Data to process section start

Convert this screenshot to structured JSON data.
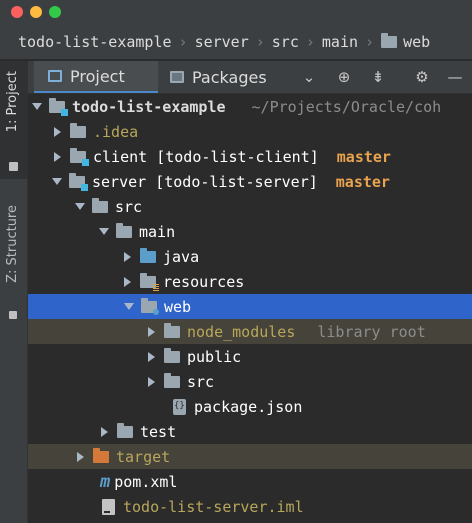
{
  "window": {
    "traffic_lights": {
      "close": "#fc615d",
      "minimize": "#fdbc40",
      "zoom": "#34c84a"
    }
  },
  "breadcrumb": [
    "todo-list-example",
    "server",
    "src",
    "main",
    "web"
  ],
  "toolstrip": {
    "project_label": "1: Project",
    "structure_label": "Z: Structure"
  },
  "tool_window": {
    "tabs": [
      {
        "label": "Project"
      },
      {
        "label": "Packages"
      }
    ],
    "actions": [
      "dropdown-icon",
      "locate-icon",
      "collapse-all-icon",
      "gear-icon",
      "minimize-icon"
    ]
  },
  "tree": [
    {
      "label": "todo-list-example",
      "path": "~/Projects/Oracle/coh",
      "expanded": true
    },
    {
      "label": ".idea"
    },
    {
      "label": "client [todo-list-client]",
      "branch": "master"
    },
    {
      "label": "server [todo-list-server]",
      "branch": "master",
      "expanded": true
    },
    {
      "label": "src",
      "expanded": true
    },
    {
      "label": "main",
      "expanded": true
    },
    {
      "label": "java"
    },
    {
      "label": "resources"
    },
    {
      "label": "web",
      "expanded": true,
      "selected": true
    },
    {
      "label": "node_modules",
      "hint": "library root"
    },
    {
      "label": "public"
    },
    {
      "label": "src"
    },
    {
      "label": "package.json"
    },
    {
      "label": "test"
    },
    {
      "label": "target"
    },
    {
      "label": "pom.xml"
    },
    {
      "label": "todo-list-server.iml"
    }
  ],
  "colors": {
    "selection": "#2f65ca",
    "excluded_background": "#46443a",
    "branch": "#e8a34e",
    "background": "#2b2b2b"
  }
}
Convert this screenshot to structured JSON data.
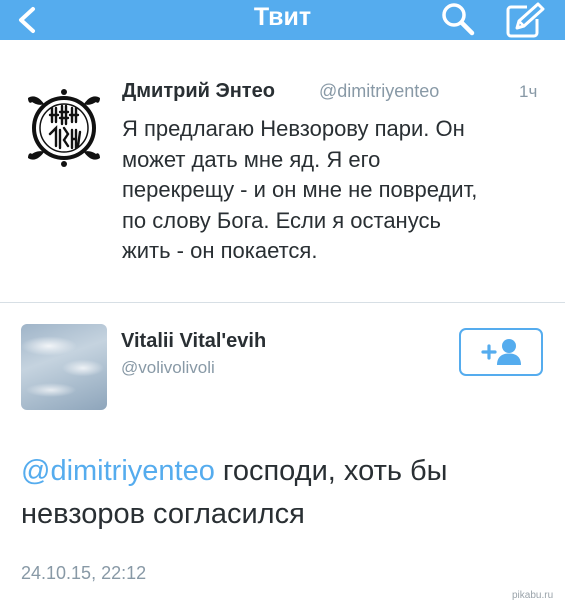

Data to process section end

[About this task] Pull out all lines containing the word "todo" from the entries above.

[Solved exercise]
    "todo-list-example",
      "label": "todo-list-example",
      "label": "client [todo-list-client]",
      "label": "server [todo-list-server]",
      "label": "todo-list-server.iml"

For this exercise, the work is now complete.